WHAT THE TASK ASKS:
Only the lines that hold "name" should be in the answer, each copied from the data below.
·····
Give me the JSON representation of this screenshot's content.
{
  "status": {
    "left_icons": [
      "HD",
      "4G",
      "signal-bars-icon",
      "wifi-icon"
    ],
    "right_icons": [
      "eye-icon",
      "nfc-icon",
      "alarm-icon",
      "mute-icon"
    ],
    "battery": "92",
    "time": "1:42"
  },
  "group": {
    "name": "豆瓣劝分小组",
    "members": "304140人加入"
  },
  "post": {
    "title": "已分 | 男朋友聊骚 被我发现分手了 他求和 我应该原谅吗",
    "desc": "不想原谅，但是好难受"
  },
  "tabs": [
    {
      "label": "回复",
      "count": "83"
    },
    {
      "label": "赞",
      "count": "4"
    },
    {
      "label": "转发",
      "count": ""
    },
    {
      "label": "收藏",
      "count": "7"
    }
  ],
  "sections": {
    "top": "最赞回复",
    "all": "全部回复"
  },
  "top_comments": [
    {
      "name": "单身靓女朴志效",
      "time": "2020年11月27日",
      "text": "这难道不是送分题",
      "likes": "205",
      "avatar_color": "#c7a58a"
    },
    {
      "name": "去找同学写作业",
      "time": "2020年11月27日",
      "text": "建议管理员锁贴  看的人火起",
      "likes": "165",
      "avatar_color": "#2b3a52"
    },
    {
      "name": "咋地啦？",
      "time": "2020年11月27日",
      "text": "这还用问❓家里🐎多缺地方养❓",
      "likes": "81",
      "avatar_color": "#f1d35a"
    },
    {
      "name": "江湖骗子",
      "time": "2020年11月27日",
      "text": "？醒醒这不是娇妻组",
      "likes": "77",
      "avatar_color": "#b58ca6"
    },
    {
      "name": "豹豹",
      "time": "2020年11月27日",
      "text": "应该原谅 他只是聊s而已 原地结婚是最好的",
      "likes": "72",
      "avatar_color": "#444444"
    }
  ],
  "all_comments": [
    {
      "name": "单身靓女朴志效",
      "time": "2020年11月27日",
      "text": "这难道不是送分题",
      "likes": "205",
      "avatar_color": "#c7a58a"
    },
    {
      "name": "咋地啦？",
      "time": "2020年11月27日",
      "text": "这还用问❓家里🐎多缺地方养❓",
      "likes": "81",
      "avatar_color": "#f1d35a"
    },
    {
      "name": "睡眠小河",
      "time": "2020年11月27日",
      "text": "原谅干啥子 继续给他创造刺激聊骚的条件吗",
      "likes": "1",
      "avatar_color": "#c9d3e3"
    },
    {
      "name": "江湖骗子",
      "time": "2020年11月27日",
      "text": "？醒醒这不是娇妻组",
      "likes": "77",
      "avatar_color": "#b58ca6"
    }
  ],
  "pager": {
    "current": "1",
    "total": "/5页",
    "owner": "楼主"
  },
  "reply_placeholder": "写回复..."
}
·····
WRITTEN SOLUTION:
    "name": "豆瓣劝分小组",
      "name": "单身靓女朴志效",
      "name": "去找同学写作业",
      "name": "咋地啦？",
      "name": "江湖骗子",
      "name": "豹豹",
      "name": "单身靓女朴志效",
      "name": "咋地啦？",
      "name": "睡眠小河",
      "name": "江湖骗子",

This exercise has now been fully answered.